Sterling weakened by nearly a percentage point against the US dollar and 1.2% against the euro last week. These losses came despite little Brexit activity and both the US dollar broadly selling-off on a dovish Federal Reserve and the euro facing softening Eurozone data. This week the Bank of England dominates sterling’s outlook as May continues to try and squeeze Brussel’s for a drop more to take back home. The central bank is undoubtedly going to keep interest rates on hold on Thursday, due to Brexit uncertainty continuing to dominate the outlook for the UK economy. Market participants are likely to look past the usual Brexit comments by Governor Mark Carney and instead focus on the bank’s outlook for growth and inflation this year. With both forecasts being based upon the current Brexit status quo, any sign of inflation remaining at target and the UK economy continuing on track will prompt a hawkish bias. The market still implies a 50/50 chance of the BoE hiking this year, but the shift in sentiment is likely to be rapid once uncertainty over the future of the UK economy clears.
The single currency fought off a technical recession in Italy, downwardly revised growth forecasts from Germany, and the seemingly never-ending string of negative surprises in data last week to post a 0.43% gain against the dollar. This week the Eurozone data calendar is filled to the brim yet again. Key data points such as German factory orders and the European Central Bank’s quarterly economic bulletin will be under severe scrutiny as the manufacturing sector in the European powerhouse continues to slow down and the Eurozone economy wobbles. In addition to this, attention will be back on Rome following last week’s growth data from Italy. After reaching a tentative agreement with the EU, the Italian coalition may need to increase spending yet again to deliver on the economic rebound promised in both parties elections campaigns.

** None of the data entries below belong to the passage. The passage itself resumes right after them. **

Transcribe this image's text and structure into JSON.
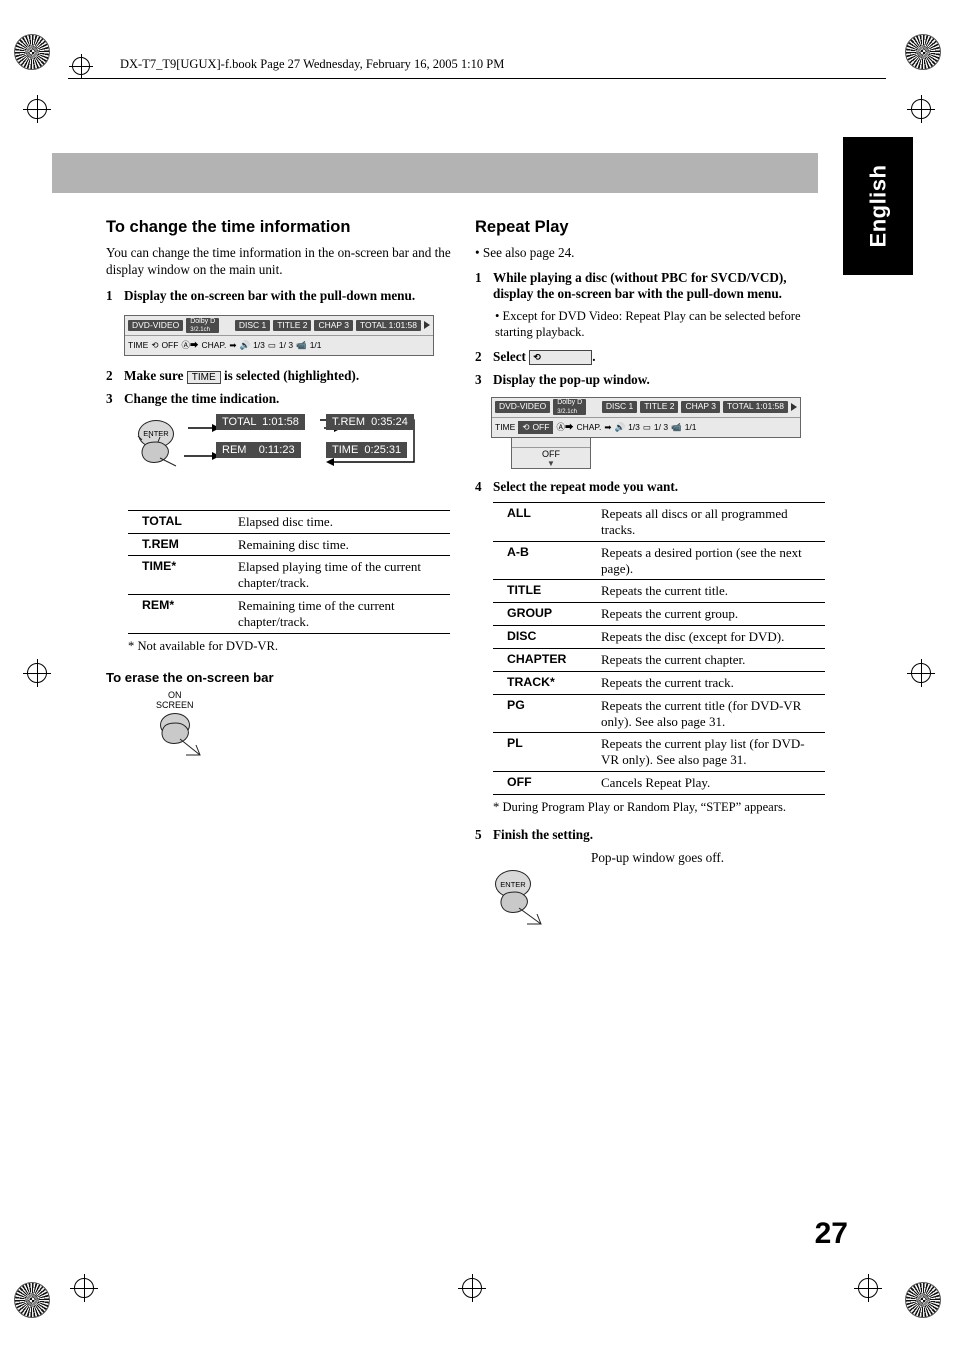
{
  "header": {
    "text": "DX-T7_T9[UGUX]-f.book  Page 27  Wednesday, February 16, 2005  1:10 PM"
  },
  "tab": {
    "label": "English"
  },
  "page_number": "27",
  "left": {
    "title": "To change the time information",
    "intro": "You can change the time information in the on-screen bar and the display window on the main unit.",
    "steps": [
      {
        "num": "1",
        "text": "Display the on-screen bar with the pull-down menu."
      },
      {
        "num": "2",
        "text_pre": "Make sure",
        "chip": "TIME",
        "text_post": "is selected (highlighted)."
      },
      {
        "num": "3",
        "text": "Change the time indication."
      }
    ],
    "onscreen_bar": {
      "disc_type": "DVD-VIDEO",
      "audio_main": "Dolby D",
      "audio_sub": "3/2.1ch",
      "disc": "DISC 1",
      "title": "TITLE  2",
      "chapter": "CHAP  3",
      "total_label": "TOTAL",
      "total_value": "1:01:58",
      "row2": {
        "time": "TIME",
        "off": "OFF",
        "chap": "CHAP.",
        "audio_track": "1/3",
        "subtitle": "1/ 3",
        "angle": "1/1"
      }
    },
    "enter_diagram": {
      "enter_label": "ENTER",
      "boxes": [
        {
          "label": "TOTAL",
          "value": "1:01:58"
        },
        {
          "label": "T.REM",
          "value": "0:35:24"
        },
        {
          "label": "REM",
          "value": "0:11:23"
        },
        {
          "label": "TIME",
          "value": "0:25:31"
        }
      ]
    },
    "time_table": [
      {
        "key": "TOTAL",
        "star": "",
        "desc": "Elapsed disc time."
      },
      {
        "key": "T.REM",
        "star": "",
        "desc": "Remaining disc time."
      },
      {
        "key": "TIME",
        "star": "*",
        "desc": "Elapsed playing time of the current chapter/track."
      },
      {
        "key": "REM",
        "star": "*",
        "desc": "Remaining time of the current chapter/track."
      }
    ],
    "footnote": "* Not available for DVD-VR.",
    "erase_head": "To erase the on-screen bar",
    "onscreen_button": {
      "line1": "ON",
      "line2": "SCREEN"
    }
  },
  "right": {
    "title": "Repeat Play",
    "see_also": "• See also page 24.",
    "steps": [
      {
        "num": "1",
        "text": "While playing a disc (without PBC for SVCD/VCD), display the on-screen bar with the pull-down menu."
      },
      {
        "num": "2",
        "text": "Select"
      },
      {
        "num": "3",
        "text": "Display the pop-up window."
      },
      {
        "num": "4",
        "text": "Select the repeat mode you want."
      },
      {
        "num": "5",
        "text": "Finish the setting."
      }
    ],
    "step1_sub": "• Except for DVD Video: Repeat Play can be selected before starting playback.",
    "onscreen_bar": {
      "disc_type": "DVD-VIDEO",
      "audio_main": "Dolby D",
      "audio_sub": "3/2.1ch",
      "disc": "DISC 1",
      "title": "TITLE  2",
      "chapter": "CHAP  3",
      "total_label": "TOTAL",
      "total_value": "1:01:58",
      "row2": {
        "time": "TIME",
        "off": "OFF",
        "chap": "CHAP.",
        "audio_track": "1/3",
        "subtitle": "1/ 3",
        "angle": "1/1"
      },
      "popup_value": "OFF"
    },
    "repeat_table": [
      {
        "key": "ALL",
        "star": "",
        "desc": "Repeats all discs or all programmed tracks."
      },
      {
        "key": "A-B",
        "star": "",
        "desc": "Repeats a desired portion (see the next page)."
      },
      {
        "key": "TITLE",
        "star": "",
        "desc": "Repeats the current title."
      },
      {
        "key": "GROUP",
        "star": "",
        "desc": "Repeats the current group."
      },
      {
        "key": "DISC",
        "star": "",
        "desc": "Repeats the disc (except for DVD)."
      },
      {
        "key": "CHAPTER",
        "star": "",
        "desc": "Repeats the current chapter."
      },
      {
        "key": "TRACK",
        "star": "*",
        "desc": "Repeats the current track."
      },
      {
        "key": "PG",
        "star": "",
        "desc": "Repeats the current title (for DVD-VR only). See also page 31."
      },
      {
        "key": "PL",
        "star": "",
        "desc": "Repeats the current play list (for DVD-VR only). See also page 31."
      },
      {
        "key": "OFF",
        "star": "",
        "desc": "Cancels Repeat Play."
      }
    ],
    "footnote": "* During Program Play or Random Play, “STEP” appears.",
    "popup_off_note": "Pop-up window goes off.",
    "enter_label": "ENTER"
  }
}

The greenback had a modest end to the week despite unexpectedly strong data released on Friday. The January change in nonfarm payrolls showed 304k jobs were added to the economy from the 165k expected, while the ISM Manufacturing Purchasing Manager Index surprised with a solid 56.6, beating the 54.0 reading forecast. These data points confirm Federal Reserve Chair Jerome Powell’s optimism on the shape of the economy, although the relatively biased stance of the Federal Reserve towards the dovish side keeps the dollar on hold from renewed strength. In contrast, US earnings are set for their first decline in 3-years as measured by Factset’s Wall Street consensus. Estimates point towards a 0.8% drop in earnings per share, evidencing the headwinds the US economy continues to face. US-China trade talks, meanwhile, are set to remain on a positive tone, with a meeting between presidents Trump and Xi probably taking place on the 27-28th oh this month, right before the tariffs truce is scheduled to end.
The loonie ranked the top of the G10 currency board last Friday against the US dollar, supported by optimistic prospects on an oil price recovery. Both OPEC production cuts and a reduction in Venezuelan oil supply are helping prompt exports of Canadian oil, building the case for further currency strength. Data from the wider economy, however, remains weak, after the second monthly GDP contraction in the last three months was announced last week. Based upon the recent data the Bank of Canada will likely be in a “wait and see” period, but jointly the Federal Reserve is also expected to remain on hold. This suggests the loonie’s price action will be dominated, yet again, by developments in the crude oil market. Today, the Bloomberg Nanos Confidence will be released at 15:00 GMT.